Dispose of solid waste together with household garbage.
How does a sodium acetate solution freeze so quickly?
Sodium acetate CH3COONa is a salt that crystallizes both on its own and in combination with water molecules CH3COONa · 3H2O . Such compounds are called crystalline hydrates, and the water in their composition is called water of crystallization. One of the most common properties of hydrates is their relatively low melting temperature or melting point. When a crystalline hydrates melts, water breaks away and starts acting as a solvent in the resulting solution.
In this experiment, we are using such a hydrate. The formula for the hydrate of sodium acetate is: CH3COONa · 3H2O. Sodium acetate, with a melting point of 58C, melts and forms a solution even at slight heating. The resulting solution is “supersaturated”. This means the amount of sodium acetate in a given volume is higher than that if we tried to dissolve sodium acetate in water at room temperature.
It is important to remember that under normal conditions sodium acetate CH3COONa is a solid at room temperature, whereas the crystalline hydrate of sodium acetate CH3COONa · 3H2O forms a supersaturated solution. This solution is just a step away from a transition into solid sodium acetate CH3COONa and water. All that is required is a “trigger” to start the process.
Looking more closely at the structure of the hydrated sodium acetate, CH3COONa · 3H2O we see there are three water molecules for every sodium acetate. In the figure below, you see many red balls — these are the oxygen atoms. The red balls (oxygen atoms) attached to the white balls (hydrogen atoms) are water molecules. While the red balls (oxygen atoms) attached to the black balls (carbon atoms) are part of the negatively charged ions CH3COO–.
How is crystallization triggered?
During our experiment, we treated the splint with a supersaturated solution of CH3COONa · 3H2O and then wiped it dry. As a result, a small amount of crystalline sodium acetate remained on the surface of the splint.
Sometimes a simple physical impact may not be enough to trigger the solidification process. A tiny amount of CH3COONa · 3H2O, such as on the end of a splint, acts as a nuclei crystal and helps to start the avalanche-like process of solidification.
What is a supersaturated solution?
Imagine yourself standing in the middle of a very busy and crowded shopping area at noon. There are many people rushing around trying to get their shopping done during their lunch break, others are trying to grab a bite to eat, still, others hope to get a haircut or have their nails done, while others need to visit a doctor or dentist. Under these circumstances, it’s likely you’ll be jostled, bumped, little space. You might very well feel that it would be best to leave
Using this analogy, imagine that this is how the particles in a supersaturated solution “feel”. All the particles are constantly being jostled and are vying for space. They “understand” that there isn’t enough room for them in the solution, and that at least some of them should leave. Although they “understand” that it would be best for some of them to leave, they might need a little nudge of encouragement to leave the solution (with a splint, for example, as in this experiment). The little nudge is the “trigger” which starts the crystallization process.

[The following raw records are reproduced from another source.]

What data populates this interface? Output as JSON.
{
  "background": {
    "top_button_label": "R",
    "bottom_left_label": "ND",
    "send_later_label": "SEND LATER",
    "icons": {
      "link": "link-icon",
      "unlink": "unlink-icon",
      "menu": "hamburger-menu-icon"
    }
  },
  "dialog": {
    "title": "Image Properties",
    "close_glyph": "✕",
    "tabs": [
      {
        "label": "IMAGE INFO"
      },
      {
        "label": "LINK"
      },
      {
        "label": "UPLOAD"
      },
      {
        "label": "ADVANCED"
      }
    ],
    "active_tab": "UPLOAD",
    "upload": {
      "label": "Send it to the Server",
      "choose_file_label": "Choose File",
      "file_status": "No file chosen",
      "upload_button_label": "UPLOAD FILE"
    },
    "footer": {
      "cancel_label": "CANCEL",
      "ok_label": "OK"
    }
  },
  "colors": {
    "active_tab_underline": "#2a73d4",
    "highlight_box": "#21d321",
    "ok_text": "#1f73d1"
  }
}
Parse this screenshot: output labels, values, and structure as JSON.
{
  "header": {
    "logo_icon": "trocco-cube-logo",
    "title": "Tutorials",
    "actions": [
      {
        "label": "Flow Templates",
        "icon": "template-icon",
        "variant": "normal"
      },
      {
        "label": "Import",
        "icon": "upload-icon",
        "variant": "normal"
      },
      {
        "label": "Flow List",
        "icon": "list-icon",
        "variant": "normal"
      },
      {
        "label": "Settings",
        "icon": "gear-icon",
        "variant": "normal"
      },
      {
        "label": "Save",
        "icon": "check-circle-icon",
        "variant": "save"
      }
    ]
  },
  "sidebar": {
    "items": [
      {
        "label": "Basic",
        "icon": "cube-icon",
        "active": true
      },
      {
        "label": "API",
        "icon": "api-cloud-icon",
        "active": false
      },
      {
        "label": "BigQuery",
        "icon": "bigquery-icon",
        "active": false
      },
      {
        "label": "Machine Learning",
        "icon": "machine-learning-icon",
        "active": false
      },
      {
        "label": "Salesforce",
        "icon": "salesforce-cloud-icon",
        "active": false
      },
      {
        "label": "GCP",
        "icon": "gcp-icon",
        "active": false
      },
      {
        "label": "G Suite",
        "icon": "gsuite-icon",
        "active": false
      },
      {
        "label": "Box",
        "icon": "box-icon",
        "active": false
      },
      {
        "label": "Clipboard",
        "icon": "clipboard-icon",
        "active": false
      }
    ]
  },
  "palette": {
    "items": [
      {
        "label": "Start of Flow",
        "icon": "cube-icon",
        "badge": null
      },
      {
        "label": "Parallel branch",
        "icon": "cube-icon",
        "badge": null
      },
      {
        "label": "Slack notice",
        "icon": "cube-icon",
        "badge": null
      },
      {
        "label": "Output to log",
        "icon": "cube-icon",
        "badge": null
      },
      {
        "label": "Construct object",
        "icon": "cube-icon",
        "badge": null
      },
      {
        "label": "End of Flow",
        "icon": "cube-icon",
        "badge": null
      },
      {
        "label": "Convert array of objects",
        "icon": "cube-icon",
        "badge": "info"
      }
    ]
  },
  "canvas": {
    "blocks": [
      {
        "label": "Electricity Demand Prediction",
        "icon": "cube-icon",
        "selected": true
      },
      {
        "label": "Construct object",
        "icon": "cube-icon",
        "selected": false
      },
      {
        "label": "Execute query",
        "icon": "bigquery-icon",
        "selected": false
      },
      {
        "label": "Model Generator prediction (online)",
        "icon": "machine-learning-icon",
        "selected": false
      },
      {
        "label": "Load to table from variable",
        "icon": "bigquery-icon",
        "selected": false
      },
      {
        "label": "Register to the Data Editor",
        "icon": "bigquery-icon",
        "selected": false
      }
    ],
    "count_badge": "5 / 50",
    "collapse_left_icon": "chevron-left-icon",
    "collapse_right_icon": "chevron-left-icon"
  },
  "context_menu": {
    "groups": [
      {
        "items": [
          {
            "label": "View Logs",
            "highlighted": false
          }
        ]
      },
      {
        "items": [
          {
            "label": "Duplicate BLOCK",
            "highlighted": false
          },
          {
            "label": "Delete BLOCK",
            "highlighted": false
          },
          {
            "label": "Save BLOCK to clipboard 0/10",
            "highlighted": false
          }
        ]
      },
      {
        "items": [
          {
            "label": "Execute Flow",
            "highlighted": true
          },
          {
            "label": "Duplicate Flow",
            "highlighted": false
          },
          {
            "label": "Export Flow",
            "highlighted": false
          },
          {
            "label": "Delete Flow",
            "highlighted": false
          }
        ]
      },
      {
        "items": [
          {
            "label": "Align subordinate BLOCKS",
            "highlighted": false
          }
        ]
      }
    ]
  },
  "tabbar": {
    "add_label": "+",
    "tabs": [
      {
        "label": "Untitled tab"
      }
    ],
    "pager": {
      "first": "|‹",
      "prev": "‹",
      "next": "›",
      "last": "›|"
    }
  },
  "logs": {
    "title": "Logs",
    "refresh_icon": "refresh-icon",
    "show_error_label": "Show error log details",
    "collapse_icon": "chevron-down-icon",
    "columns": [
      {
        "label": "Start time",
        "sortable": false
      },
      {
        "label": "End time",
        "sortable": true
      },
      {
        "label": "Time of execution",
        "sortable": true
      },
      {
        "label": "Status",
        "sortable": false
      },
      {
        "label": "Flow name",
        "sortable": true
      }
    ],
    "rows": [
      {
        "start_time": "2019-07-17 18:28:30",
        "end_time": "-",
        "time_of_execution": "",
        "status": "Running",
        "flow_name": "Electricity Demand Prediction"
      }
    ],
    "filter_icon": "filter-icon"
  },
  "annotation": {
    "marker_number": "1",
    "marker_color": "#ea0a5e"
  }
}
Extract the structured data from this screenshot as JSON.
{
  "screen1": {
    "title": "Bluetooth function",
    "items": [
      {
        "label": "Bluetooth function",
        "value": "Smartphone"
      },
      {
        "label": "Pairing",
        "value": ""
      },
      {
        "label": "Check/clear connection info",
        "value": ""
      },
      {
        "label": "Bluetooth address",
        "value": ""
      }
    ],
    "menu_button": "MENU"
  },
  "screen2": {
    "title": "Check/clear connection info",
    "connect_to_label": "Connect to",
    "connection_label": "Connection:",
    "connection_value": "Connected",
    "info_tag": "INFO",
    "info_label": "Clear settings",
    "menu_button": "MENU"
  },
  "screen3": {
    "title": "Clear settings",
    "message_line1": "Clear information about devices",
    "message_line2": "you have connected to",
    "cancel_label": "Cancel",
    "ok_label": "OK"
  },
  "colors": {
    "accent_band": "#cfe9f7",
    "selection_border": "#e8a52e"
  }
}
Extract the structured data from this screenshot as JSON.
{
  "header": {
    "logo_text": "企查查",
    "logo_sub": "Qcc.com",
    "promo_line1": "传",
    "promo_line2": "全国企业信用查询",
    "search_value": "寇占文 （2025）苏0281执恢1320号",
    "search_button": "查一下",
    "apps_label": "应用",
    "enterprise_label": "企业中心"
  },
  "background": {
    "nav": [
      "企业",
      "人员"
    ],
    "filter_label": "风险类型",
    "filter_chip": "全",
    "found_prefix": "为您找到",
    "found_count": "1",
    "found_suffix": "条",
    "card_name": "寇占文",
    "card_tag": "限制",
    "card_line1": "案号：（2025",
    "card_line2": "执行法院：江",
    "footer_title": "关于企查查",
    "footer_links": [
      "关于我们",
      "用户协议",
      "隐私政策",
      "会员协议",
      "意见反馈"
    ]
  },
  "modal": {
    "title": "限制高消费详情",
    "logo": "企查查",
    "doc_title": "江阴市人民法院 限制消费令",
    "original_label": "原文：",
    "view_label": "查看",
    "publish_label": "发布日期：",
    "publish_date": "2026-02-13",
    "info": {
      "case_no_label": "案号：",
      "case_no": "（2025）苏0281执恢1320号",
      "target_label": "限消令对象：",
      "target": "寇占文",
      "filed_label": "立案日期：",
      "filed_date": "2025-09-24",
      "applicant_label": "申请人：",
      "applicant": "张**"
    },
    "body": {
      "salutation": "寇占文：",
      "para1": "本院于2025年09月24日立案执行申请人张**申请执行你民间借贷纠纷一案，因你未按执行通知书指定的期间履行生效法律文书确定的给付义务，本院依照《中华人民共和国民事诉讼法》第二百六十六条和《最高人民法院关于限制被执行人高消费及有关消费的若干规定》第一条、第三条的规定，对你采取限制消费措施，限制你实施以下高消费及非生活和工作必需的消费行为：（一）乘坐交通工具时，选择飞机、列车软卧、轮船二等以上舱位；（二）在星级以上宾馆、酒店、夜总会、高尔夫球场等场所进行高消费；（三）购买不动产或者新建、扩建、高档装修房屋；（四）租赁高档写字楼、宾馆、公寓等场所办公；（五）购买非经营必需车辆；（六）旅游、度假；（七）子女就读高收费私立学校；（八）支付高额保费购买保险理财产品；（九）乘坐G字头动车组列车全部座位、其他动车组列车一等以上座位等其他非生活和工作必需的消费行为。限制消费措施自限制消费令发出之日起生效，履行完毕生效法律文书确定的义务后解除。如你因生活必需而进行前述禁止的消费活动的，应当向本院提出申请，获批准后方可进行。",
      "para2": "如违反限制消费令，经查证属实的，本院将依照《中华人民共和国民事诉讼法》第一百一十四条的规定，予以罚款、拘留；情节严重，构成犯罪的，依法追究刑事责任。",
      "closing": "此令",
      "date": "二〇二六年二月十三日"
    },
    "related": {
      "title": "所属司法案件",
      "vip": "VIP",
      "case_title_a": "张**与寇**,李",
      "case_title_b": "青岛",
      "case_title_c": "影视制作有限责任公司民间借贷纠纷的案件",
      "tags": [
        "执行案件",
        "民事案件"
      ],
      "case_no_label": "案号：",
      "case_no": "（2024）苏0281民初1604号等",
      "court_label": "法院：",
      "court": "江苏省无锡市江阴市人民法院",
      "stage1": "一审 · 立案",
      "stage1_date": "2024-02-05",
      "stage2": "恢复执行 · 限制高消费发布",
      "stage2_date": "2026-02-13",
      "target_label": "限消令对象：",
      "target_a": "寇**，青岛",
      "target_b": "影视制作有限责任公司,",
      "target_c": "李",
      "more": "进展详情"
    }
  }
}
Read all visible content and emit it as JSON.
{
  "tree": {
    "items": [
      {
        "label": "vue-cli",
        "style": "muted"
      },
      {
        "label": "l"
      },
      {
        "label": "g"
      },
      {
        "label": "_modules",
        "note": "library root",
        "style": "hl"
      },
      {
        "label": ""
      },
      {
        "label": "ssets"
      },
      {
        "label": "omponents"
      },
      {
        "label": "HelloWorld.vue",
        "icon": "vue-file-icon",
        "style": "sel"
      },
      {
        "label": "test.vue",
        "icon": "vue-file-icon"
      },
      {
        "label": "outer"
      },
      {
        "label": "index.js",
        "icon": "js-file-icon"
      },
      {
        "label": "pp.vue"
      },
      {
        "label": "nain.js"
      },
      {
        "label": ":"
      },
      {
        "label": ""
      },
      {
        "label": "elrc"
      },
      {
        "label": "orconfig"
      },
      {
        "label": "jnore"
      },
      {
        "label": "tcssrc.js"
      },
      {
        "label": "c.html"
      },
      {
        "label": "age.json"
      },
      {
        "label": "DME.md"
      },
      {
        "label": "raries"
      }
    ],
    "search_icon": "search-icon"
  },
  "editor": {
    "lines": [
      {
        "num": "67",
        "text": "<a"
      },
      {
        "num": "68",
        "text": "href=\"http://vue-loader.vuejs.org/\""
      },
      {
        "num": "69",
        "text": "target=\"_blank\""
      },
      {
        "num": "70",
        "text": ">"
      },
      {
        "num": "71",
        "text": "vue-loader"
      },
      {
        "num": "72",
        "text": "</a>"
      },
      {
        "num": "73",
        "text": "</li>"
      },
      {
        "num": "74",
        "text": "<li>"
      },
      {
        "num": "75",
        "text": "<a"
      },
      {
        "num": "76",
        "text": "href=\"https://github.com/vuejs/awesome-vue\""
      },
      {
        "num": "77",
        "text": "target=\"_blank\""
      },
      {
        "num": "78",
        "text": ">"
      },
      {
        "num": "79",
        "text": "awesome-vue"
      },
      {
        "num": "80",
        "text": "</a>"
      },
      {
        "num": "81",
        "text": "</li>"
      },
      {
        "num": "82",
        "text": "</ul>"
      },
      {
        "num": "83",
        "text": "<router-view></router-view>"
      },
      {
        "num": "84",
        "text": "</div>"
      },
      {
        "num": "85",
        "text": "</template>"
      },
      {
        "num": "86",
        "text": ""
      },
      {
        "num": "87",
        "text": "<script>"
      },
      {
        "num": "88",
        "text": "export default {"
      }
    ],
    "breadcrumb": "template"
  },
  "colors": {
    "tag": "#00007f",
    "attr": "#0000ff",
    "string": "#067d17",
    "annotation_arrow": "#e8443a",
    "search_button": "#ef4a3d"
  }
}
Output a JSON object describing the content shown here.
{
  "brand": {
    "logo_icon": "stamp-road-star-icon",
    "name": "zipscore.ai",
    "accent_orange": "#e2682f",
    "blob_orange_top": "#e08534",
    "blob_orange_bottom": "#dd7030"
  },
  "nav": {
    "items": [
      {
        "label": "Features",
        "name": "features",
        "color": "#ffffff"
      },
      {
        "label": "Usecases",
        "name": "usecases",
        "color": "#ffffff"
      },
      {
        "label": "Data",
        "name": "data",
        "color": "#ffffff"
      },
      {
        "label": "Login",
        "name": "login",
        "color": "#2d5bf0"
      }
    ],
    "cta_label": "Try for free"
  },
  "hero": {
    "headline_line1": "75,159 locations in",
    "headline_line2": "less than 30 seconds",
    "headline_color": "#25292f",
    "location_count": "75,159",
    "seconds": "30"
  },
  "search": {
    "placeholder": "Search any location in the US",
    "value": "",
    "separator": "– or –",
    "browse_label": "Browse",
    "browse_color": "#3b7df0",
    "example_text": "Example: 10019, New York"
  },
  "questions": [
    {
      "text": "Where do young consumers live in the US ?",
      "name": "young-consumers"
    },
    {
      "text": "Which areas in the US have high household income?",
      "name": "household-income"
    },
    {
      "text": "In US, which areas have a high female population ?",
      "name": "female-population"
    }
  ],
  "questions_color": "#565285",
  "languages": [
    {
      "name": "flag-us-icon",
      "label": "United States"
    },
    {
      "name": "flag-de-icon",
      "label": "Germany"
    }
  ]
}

Let us take a closer look at the difference between a saturated and supersaturated solution. A saturated solution is one in which no more solute can be dissolved in a solvent at a given temperature. A supersaturated solution contains more solute than that of a saturated solution at the same given temperature. How is this possible? Typically, when the temperature of a solution is increased, more particles can be dissolved, thus increasing the amount of solute. This is followed by a period of cooling down to the initial temperature. The solution now has more solute than if had not been heated. As you can imagine it is very crowded in this supersaturated solution and particles are quite happy to leave if they have the opportunity. Thus, if presented with a trigger (such as the splint) some particles will leave the solution and form a precipitate.